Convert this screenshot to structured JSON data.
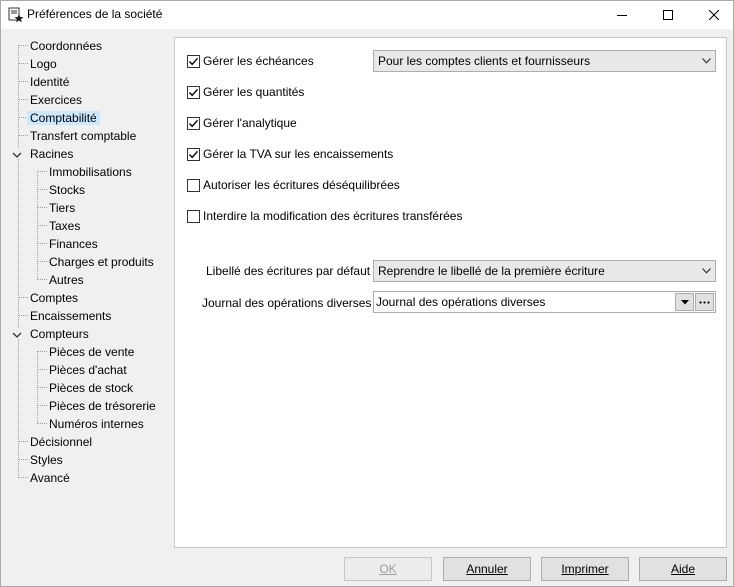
{
  "window": {
    "title": "Préférences de la société",
    "icon": "settings-star-icon"
  },
  "tree": {
    "items": [
      {
        "label": "Coordonnées"
      },
      {
        "label": "Logo"
      },
      {
        "label": "Identité"
      },
      {
        "label": "Exercices"
      },
      {
        "label": "Comptabilité"
      },
      {
        "label": "Transfert comptable"
      },
      {
        "label": "Racines"
      },
      {
        "label": "Immobilisations"
      },
      {
        "label": "Stocks"
      },
      {
        "label": "Tiers"
      },
      {
        "label": "Taxes"
      },
      {
        "label": "Finances"
      },
      {
        "label": "Charges et produits"
      },
      {
        "label": "Autres"
      },
      {
        "label": "Comptes"
      },
      {
        "label": "Encaissements"
      },
      {
        "label": "Compteurs"
      },
      {
        "label": "Pièces de vente"
      },
      {
        "label": "Pièces d'achat"
      },
      {
        "label": "Pièces de stock"
      },
      {
        "label": "Pièces de trésorerie"
      },
      {
        "label": "Numéros internes"
      },
      {
        "label": "Décisionnel"
      },
      {
        "label": "Styles"
      },
      {
        "label": "Avancé"
      }
    ],
    "selected": "Comptabilité"
  },
  "options": {
    "echeances": {
      "label": "Gérer les échéances",
      "checked": true
    },
    "quantites": {
      "label": "Gérer les quantités",
      "checked": true
    },
    "analytique": {
      "label": "Gérer l'analytique",
      "checked": true
    },
    "tva": {
      "label": "Gérer la TVA sur les encaissements",
      "checked": true
    },
    "desequilibrees": {
      "label": "Autoriser les écritures déséquilibrées",
      "checked": false
    },
    "transferees": {
      "label": "Interdire la modification des écritures transférées",
      "checked": false
    }
  },
  "echeances_select": {
    "value": "Pour les comptes clients et fournisseurs"
  },
  "libelle": {
    "label": "Libellé des écritures par défaut",
    "value": "Reprendre le libellé de la première écriture"
  },
  "journal": {
    "label": "Journal des opérations diverses",
    "value": "Journal des opérations diverses"
  },
  "buttons": {
    "ok": "OK",
    "annuler": "Annuler",
    "imprimer": "Imprimer",
    "aide": "Aide"
  }
}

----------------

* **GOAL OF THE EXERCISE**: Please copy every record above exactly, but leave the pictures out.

* **OUTPUT OF THE EXERCISE**:
Convert this screenshot to structured JSON data.
{
  "window": {
    "title": "Préférences de la société",
    "icon": "settings-star-icon"
  },
  "tree": {
    "items": [
      {
        "label": "Coordonnées"
      },
      {
        "label": "Logo"
      },
      {
        "label": "Identité"
      },
      {
        "label": "Exercices"
      },
      {
        "label": "Comptabilité"
      },
      {
        "label": "Transfert comptable"
      },
      {
        "label": "Racines"
      },
      {
        "label": "Immobilisations"
      },
      {
        "label": "Stocks"
      },
      {
        "label": "Tiers"
      },
      {
        "label": "Taxes"
      },
      {
        "label": "Finances"
      },
      {
        "label": "Charges et produits"
      },
      {
        "label": "Autres"
      },
      {
        "label": "Comptes"
      },
      {
        "label": "Encaissements"
      },
      {
        "label": "Compteurs"
      },
      {
        "label": "Pièces de vente"
      },
      {
        "label": "Pièces d'achat"
      },
      {
        "label": "Pièces de stock"
      },
      {
        "label": "Pièces de trésorerie"
      },
      {
        "label": "Numéros internes"
      },
      {
        "label": "Décisionnel"
      },
      {
        "label": "Styles"
      },
      {
        "label": "Avancé"
      }
    ],
    "selected": "Comptabilité"
  },
  "options": {
    "echeances": {
      "label": "Gérer les échéances",
      "checked": true
    },
    "quantites": {
      "label": "Gérer les quantités",
      "checked": true
    },
    "analytique": {
      "label": "Gérer l'analytique",
      "checked": true
    },
    "tva": {
      "label": "Gérer la TVA sur les encaissements",
      "checked": true
    },
    "desequilibrees": {
      "label": "Autoriser les écritures déséquilibrées",
      "checked": false
    },
    "transferees": {
      "label": "Interdire la modification des écritures transférées",
      "checked": false
    }
  },
  "echeances_select": {
    "value": "Pour les comptes clients et fournisseurs"
  },
  "libelle": {
    "label": "Libellé des écritures par défaut",
    "value": "Reprendre le libellé de la première écriture"
  },
  "journal": {
    "label": "Journal des opérations diverses",
    "value": "Journal des opérations diverses"
  },
  "buttons": {
    "ok": "OK",
    "annuler": "Annuler",
    "imprimer": "Imprimer",
    "aide": "Aide"
  }
}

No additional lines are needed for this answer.